The decision follows a internal review of the London-based company’s UK pension arrangements taking into account the changing competitive environment, new accounting rules (FRS17), volatile markets, and rising life expectancy, the company said.
According to a Dow Jones News report, the company’s decision will not affect the pension benefits of the 65,000 members of NAPS, the New Airways Pension Scheme, or the 36,000 members of APS, the original Airways Pension Scheme, which was available to employees who joined before 1984.
Under FRS17, APS/NAPS taken together generate a company accounting shortfall of GBP394 million as at March 31, 2002.
APS/NAPS have investments together valued at nearly GBP10 billion. Both plans meet the statutory Minimum Funding Requirement (MFR).
BA’s move is line with a recent survey by the National Association of Pension Funds, which found that FRS17 could discourage UK employers from linking their pension benefits to their final salaries.

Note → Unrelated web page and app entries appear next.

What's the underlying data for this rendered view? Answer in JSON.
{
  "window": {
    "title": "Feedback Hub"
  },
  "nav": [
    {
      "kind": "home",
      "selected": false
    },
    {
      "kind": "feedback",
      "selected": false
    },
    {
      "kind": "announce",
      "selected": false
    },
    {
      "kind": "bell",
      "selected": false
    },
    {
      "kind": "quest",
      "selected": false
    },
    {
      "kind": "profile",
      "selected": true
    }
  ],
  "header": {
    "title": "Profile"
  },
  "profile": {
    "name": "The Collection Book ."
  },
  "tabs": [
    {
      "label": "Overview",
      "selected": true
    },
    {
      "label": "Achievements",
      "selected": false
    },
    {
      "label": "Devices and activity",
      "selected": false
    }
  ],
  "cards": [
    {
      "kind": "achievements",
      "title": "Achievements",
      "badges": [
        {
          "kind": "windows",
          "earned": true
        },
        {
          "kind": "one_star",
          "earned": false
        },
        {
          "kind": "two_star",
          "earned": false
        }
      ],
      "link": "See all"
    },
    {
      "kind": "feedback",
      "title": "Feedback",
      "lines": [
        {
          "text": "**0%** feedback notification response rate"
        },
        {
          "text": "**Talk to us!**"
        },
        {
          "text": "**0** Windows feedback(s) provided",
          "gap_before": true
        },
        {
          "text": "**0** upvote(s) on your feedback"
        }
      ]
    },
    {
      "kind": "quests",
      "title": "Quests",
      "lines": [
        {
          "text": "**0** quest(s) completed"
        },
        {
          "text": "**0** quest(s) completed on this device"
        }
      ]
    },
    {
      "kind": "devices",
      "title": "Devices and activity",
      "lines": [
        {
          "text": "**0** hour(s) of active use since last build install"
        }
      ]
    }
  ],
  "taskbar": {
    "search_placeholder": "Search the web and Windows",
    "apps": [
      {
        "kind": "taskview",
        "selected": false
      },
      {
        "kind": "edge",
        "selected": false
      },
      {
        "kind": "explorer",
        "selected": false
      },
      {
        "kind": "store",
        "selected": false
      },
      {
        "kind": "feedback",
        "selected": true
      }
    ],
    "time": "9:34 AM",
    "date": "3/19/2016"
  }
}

FRS17 requires companies to show the true value of their pension plan assets and liabilities instead of spreading the cost of funding them over a number of years, as under the current standard, SSAP 24.
Under FRS17, assets must be accounted for at market price, and liabilities discounted by the yield on corporate bonds. A shortfall or surplus must be reflected on the company’s balance sheet.
The new rule is expected to hit pension plans hard. A recent William Mercer study estimated that 52% of UK company will see a decrease in their 2001 pension plan assets because of FRS17 — significantly from the previous year’s 28%.